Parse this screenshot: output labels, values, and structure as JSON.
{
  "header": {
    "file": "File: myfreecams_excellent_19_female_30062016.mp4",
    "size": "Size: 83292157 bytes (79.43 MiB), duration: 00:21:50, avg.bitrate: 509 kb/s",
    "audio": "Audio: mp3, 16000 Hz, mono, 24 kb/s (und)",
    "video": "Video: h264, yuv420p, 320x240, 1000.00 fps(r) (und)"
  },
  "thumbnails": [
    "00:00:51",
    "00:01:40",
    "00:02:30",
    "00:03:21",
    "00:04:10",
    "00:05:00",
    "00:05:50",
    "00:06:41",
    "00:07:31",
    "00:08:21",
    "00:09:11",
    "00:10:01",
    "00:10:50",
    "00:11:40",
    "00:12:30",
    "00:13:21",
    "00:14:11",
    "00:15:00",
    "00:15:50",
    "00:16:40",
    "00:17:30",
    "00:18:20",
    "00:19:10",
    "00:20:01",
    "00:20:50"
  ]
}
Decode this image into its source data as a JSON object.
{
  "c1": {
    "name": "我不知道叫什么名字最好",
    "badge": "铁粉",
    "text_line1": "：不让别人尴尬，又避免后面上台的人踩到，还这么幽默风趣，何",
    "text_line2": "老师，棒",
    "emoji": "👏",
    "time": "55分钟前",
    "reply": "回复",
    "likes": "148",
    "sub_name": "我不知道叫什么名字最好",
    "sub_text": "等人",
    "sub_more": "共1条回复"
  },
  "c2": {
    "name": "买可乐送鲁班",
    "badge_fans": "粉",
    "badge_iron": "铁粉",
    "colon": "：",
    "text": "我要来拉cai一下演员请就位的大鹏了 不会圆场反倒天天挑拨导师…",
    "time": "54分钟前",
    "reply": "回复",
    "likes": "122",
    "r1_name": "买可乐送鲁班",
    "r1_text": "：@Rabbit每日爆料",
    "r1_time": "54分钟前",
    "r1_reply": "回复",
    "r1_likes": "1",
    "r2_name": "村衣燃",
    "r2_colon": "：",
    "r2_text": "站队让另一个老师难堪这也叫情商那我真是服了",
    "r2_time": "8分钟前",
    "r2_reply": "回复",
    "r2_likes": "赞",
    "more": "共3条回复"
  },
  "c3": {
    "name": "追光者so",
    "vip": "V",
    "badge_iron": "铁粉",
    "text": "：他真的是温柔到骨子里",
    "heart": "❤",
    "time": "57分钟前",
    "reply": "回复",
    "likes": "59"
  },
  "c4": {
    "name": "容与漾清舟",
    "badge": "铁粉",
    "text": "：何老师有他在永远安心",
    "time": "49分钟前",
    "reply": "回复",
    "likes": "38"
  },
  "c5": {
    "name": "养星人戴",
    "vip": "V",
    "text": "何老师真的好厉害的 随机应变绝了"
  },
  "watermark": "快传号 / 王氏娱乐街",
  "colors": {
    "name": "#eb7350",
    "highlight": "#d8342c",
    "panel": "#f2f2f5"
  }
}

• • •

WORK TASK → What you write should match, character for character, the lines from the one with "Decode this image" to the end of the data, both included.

SOLUTION FOR THIS TASK →
Decode this image into its source data as a JSON object.
{
  "c1": {
    "name": "我不知道叫什么名字最好",
    "badge": "铁粉",
    "text_line1": "：不让别人尴尬，又避免后面上台的人踩到，还这么幽默风趣，何",
    "text_line2": "老师，棒",
    "emoji": "👏",
    "time": "55分钟前",
    "reply": "回复",
    "likes": "148",
    "sub_name": "我不知道叫什么名字最好",
    "sub_text": "等人",
    "sub_more": "共1条回复"
  },
  "c2": {
    "name": "买可乐送鲁班",
    "badge_fans": "粉",
    "badge_iron": "铁粉",
    "colon": "：",
    "text": "我要来拉cai一下演员请就位的大鹏了 不会圆场反倒天天挑拨导师…",
    "time": "54分钟前",
    "reply": "回复",
    "likes": "122",
    "r1_name": "买可乐送鲁班",
    "r1_text": "：@Rabbit每日爆料",
    "r1_time": "54分钟前",
    "r1_reply": "回复",
    "r1_likes": "1",
    "r2_name": "村衣燃",
    "r2_colon": "：",
    "r2_text": "站队让另一个老师难堪这也叫情商那我真是服了",
    "r2_time": "8分钟前",
    "r2_reply": "回复",
    "r2_likes": "赞",
    "more": "共3条回复"
  },
  "c3": {
    "name": "追光者so",
    "vip": "V",
    "badge_iron": "铁粉",
    "text": "：他真的是温柔到骨子里",
    "heart": "❤",
    "time": "57分钟前",
    "reply": "回复",
    "likes": "59"
  },
  "c4": {
    "name": "容与漾清舟",
    "badge": "铁粉",
    "text": "：何老师有他在永远安心",
    "time": "49分钟前",
    "reply": "回复",
    "likes": "38"
  },
  "c5": {
    "name": "养星人戴",
    "vip": "V",
    "text": "何老师真的好厉害的 随机应变绝了"
  },
  "watermark": "快传号 / 王氏娱乐街",
  "colors": {
    "name": "#eb7350",
    "highlight": "#d8342c",
    "panel": "#f2f2f5"
  }
}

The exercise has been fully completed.